    What you are talking about is called color management.
    You need to install color management tools to do this.
    It involves correcting the monitor (the monitor is always always off,
    no matter what you think of how it looks) and using files that fix the
    known behavior of the scanner and printer.

    Note that all three are critical parts in this; you're just guessing if
    you don't try to fix all three at once.

    Yes, it will affect the results that you aren't using known inks, but
    there is nothing you can do about that yet. Certainly not before you
    have fixed the other differences.
     
    Mitch, Dec 3, 2005
    #9
  10. In news:031220051210245128%,
    Mitch spewed forth:
    > In article <t2mkf.15728$>, SS
    > <> wrote:
    >
    >> I have an Epson 830U photo printer. I scanned a picture in from my
    >> Epson 1240U flatbed and printed it (from paintshop pro 6) but the
    >> printed picture had too much red hue and probably too much colour
    >> saturation (the original on screen looked fine). Is there a way I
    >> can ensure the printed result matches the original without having to
    >> use the 'trial and error' method and wasting a load of photo paper?
    >>
    >>

    > What you are talking about is called color management.
    > You need to install color management tools to do this.
    > It involves correcting the monitor (the monitor is always always off,
    > no matter what you think of how it looks) and using files that fix the
    > known behavior of the scanner and printer.
    >
    > Note that all three are critical parts in this; you're just guessing
    > if you don't try to fix all three at once.
    >
    > Yes, it will affect the results that you aren't using known inks, but
    > there is nothing you can do about that yet. Certainly not before you
    > have fixed the other differences.


    Another good reason to use OEM ink cartridges, IMO.

    --
    We put the "K" in "Kwality"!
     
    Quirk E. Dude, Dec 3, 2005
    #10
    1. Advertising

Want to reply to this thread or ask your own question?

It takes just 2 minutes to sign up (and it's free!). Just click the sign up button to choose a username and then you can ask your own questions on the forum.
Similar Threads
  1. Richard
    Replies:
    1
    Views:
    269
    David J. Littleboy
    Nov 1, 2004
  2. David Arnstein

    Pretty-up scans of offset printed materials

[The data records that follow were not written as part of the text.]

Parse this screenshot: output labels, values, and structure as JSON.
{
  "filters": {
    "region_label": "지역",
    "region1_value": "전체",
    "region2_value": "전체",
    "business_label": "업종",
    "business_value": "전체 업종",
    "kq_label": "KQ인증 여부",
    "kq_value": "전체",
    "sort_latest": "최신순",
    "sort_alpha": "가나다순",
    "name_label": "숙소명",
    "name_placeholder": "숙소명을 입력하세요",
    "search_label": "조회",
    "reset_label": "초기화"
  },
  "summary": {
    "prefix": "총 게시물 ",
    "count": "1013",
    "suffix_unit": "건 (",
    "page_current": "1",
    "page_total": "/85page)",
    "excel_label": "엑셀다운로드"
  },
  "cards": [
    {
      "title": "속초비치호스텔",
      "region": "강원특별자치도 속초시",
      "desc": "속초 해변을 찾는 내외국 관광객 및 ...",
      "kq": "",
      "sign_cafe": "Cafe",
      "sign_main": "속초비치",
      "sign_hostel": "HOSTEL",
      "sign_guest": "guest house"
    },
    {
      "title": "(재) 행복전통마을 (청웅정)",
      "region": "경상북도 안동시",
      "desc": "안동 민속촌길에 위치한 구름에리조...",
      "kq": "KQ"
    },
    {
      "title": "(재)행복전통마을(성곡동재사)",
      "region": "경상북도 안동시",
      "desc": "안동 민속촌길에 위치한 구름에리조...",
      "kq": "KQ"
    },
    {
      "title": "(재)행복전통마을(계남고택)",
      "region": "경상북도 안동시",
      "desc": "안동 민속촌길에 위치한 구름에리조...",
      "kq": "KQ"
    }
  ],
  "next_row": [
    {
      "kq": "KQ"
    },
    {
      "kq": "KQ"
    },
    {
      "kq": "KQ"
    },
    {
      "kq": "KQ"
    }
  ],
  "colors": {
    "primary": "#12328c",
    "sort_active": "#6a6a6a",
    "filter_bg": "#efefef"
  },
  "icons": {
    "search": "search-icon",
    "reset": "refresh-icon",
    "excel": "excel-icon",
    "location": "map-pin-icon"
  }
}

    David Arnstein, Oct 10, 2005, in forum: Digital Photography
    Replies:
    5
    Views:
    754
    Gene Palmiter
    Oct 11, 2005
  3. Replies:
    11
    Views:
    830
  4. Doug McDonald

    How do I match printed photos to screen using Photoshop?

    Doug McDonald, Jan 27, 2007, in forum: Digital Photography
    Replies:
    10
    Views:
    2,859
    Annika1980
    Jan 28, 2007
  5. Southern Kiwi
    Replies:
    15
    Views:
    548
    Don Gould
    May 2, 2004
Loading...

Share This Page